It was just something I read in a novel.
As you may be well aware,
Was the birthname of George Orwell.
I just give the facts. Farewell!
On his keyboard found
The symbol #
& when he learned what it meant, he cursed %^&&#.
**Posted bylouisprofphillipsNovember 1, 2019Posted inUncategorizedEditSome bits & Pieces of A MISPLACED LIFE
10 thoughts on “BITS & PIECES OF A MISPLACED LIFE”
LOVE the quotes by Actors ‘on acting’. Brilliant! Who rocks?, You do LP!
Good stuff. Looking forward to more!
Lou, this is ALL wonderful!! Please continue to send. Joan
I truly enjoyed your blog and look forward to reading your next entry = you are good l= in fact you are very good at what you do . I truly believe that even if you are my brother! love you
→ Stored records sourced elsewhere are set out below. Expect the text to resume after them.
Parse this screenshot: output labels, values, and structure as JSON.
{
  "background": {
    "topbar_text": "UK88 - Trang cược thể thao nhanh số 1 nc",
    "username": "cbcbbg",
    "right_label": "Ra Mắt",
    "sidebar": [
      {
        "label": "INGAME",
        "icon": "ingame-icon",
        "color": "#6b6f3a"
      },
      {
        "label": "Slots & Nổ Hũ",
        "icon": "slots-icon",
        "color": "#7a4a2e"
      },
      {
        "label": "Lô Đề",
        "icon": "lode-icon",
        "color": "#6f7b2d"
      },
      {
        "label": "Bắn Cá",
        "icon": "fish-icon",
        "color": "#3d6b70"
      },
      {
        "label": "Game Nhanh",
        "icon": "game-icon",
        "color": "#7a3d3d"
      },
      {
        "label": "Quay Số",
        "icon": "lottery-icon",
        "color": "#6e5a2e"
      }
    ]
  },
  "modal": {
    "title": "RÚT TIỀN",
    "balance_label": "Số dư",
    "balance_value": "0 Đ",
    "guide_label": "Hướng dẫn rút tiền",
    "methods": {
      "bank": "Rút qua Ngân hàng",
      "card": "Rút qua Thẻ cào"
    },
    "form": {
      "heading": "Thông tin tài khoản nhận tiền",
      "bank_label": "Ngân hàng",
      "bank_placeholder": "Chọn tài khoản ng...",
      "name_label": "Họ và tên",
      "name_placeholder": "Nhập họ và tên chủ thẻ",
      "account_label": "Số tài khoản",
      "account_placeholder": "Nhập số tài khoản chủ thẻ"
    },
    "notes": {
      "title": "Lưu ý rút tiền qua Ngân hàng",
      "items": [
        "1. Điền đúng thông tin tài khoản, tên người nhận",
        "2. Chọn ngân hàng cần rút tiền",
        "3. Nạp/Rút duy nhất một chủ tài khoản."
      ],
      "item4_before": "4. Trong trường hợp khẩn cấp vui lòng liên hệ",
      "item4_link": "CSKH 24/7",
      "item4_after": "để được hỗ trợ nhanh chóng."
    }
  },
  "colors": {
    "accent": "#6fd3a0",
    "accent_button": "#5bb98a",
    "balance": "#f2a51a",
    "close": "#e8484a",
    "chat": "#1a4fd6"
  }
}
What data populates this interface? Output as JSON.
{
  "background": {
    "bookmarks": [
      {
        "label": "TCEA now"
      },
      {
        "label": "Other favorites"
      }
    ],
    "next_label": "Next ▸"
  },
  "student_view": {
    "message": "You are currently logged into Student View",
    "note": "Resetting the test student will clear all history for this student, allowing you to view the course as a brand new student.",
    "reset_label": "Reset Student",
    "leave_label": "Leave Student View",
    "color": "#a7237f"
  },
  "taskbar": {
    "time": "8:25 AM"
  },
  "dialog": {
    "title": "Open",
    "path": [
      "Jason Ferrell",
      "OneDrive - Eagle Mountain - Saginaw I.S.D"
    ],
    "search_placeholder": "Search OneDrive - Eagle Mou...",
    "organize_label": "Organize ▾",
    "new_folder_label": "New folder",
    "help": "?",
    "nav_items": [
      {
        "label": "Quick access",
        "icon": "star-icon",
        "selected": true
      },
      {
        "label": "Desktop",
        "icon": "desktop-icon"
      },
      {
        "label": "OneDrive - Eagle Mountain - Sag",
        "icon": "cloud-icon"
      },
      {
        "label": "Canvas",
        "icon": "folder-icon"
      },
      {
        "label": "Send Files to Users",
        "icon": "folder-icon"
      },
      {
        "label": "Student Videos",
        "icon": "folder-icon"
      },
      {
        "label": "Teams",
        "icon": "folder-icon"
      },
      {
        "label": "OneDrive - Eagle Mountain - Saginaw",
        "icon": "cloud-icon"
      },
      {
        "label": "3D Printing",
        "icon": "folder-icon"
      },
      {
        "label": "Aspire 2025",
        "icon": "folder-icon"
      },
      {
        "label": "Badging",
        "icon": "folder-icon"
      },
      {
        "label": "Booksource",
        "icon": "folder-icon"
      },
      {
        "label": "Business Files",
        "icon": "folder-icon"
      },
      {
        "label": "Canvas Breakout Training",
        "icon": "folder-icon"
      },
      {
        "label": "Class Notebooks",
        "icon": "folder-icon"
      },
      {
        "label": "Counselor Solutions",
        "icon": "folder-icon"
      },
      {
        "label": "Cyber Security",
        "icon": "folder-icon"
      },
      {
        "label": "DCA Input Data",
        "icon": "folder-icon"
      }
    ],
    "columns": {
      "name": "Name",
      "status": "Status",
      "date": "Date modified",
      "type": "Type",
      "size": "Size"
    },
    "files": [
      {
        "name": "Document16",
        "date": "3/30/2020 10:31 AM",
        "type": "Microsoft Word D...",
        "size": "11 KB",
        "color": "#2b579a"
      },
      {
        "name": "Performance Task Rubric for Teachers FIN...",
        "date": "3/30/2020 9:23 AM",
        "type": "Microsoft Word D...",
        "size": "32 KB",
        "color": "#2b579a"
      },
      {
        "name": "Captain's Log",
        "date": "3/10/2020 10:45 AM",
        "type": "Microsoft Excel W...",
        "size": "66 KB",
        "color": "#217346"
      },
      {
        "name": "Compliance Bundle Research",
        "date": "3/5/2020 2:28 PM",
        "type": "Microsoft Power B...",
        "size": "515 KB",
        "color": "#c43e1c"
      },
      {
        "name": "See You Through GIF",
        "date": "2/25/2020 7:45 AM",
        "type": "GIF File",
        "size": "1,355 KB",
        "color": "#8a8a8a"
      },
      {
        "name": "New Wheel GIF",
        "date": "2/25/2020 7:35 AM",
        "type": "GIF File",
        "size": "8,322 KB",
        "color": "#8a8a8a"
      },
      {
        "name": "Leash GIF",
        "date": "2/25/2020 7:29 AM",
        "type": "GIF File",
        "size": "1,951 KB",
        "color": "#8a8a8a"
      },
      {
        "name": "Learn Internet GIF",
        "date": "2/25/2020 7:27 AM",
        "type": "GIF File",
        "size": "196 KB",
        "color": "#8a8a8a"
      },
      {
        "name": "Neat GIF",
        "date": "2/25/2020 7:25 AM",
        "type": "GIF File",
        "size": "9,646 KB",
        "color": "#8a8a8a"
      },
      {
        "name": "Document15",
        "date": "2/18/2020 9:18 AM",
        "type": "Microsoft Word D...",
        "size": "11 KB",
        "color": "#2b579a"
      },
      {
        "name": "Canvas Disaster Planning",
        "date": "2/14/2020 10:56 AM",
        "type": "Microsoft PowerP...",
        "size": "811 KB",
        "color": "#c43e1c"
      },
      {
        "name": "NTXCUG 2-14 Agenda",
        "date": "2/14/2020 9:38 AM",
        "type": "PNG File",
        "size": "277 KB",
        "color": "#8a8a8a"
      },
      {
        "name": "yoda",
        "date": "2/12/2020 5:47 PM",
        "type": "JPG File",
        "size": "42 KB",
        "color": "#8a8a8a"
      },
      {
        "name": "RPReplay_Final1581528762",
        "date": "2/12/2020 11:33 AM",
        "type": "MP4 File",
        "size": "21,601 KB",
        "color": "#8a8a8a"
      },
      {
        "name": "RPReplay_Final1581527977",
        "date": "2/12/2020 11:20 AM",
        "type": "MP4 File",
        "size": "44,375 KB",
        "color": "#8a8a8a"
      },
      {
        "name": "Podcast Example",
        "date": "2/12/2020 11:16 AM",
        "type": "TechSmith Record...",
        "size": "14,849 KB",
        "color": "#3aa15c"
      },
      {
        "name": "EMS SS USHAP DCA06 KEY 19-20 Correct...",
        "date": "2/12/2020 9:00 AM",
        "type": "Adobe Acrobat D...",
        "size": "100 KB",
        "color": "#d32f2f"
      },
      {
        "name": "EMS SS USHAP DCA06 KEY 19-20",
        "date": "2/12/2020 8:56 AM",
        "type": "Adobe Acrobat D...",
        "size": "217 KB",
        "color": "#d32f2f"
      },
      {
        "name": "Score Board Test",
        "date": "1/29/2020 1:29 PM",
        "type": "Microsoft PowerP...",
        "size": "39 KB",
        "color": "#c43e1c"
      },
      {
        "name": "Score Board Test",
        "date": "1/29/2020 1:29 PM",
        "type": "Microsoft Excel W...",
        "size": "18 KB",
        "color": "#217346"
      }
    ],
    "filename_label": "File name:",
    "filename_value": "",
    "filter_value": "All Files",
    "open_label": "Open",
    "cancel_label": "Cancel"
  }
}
A great pleasure,Louis – I’m not sure I buy the life misplaced idea– maybe ok for the tabloids but actually you’re hiding it someplace– clever clues, “The game is on,” but lazy me, I’m waiting for the ransom call… but it’s clear it’s around here someplace– maybe hidden in plain sight, I see its shadow sometimes, other times pick up a few fingerprints. It all points to you. Maybe we need to go down to the station for a chat. Misplacement isn’t a crime but Motive, Opportunity, Means still have friends in this town. Meet you in Chinatown (you know where) & we’ll talk about it. cryptic? it’s okay, we contain–as you know– multitudes…
Glad to know that misplacement is not a crime. Almost misplaced your reply! In Dante’s INFERNO, every soul is
carefully placed. So too words in a good poem or song. I hope all is well with you & those you love. Always good
to hear from you.
PS= What does a Happiness Engineer do?
Be sure to let us know if there’s anything else we can do for you, happy to help!
Kel – Happiness Engineer
Happy I’ll be receiving LOU Phillips!!!
You haven’t lost your touch for reporting the provocative, the funny, and the, well, occasionally insane.
Thank you for great reads.
Love all the anecdotes about theatre. Sometimes what is whispered in the wings proves more prescient than what is shouted onstage.
What are you & Ken up to these days?? THANK YOU for taking the time to comment on my first blog attempt.
Maybe you cd tell your friends about my blog?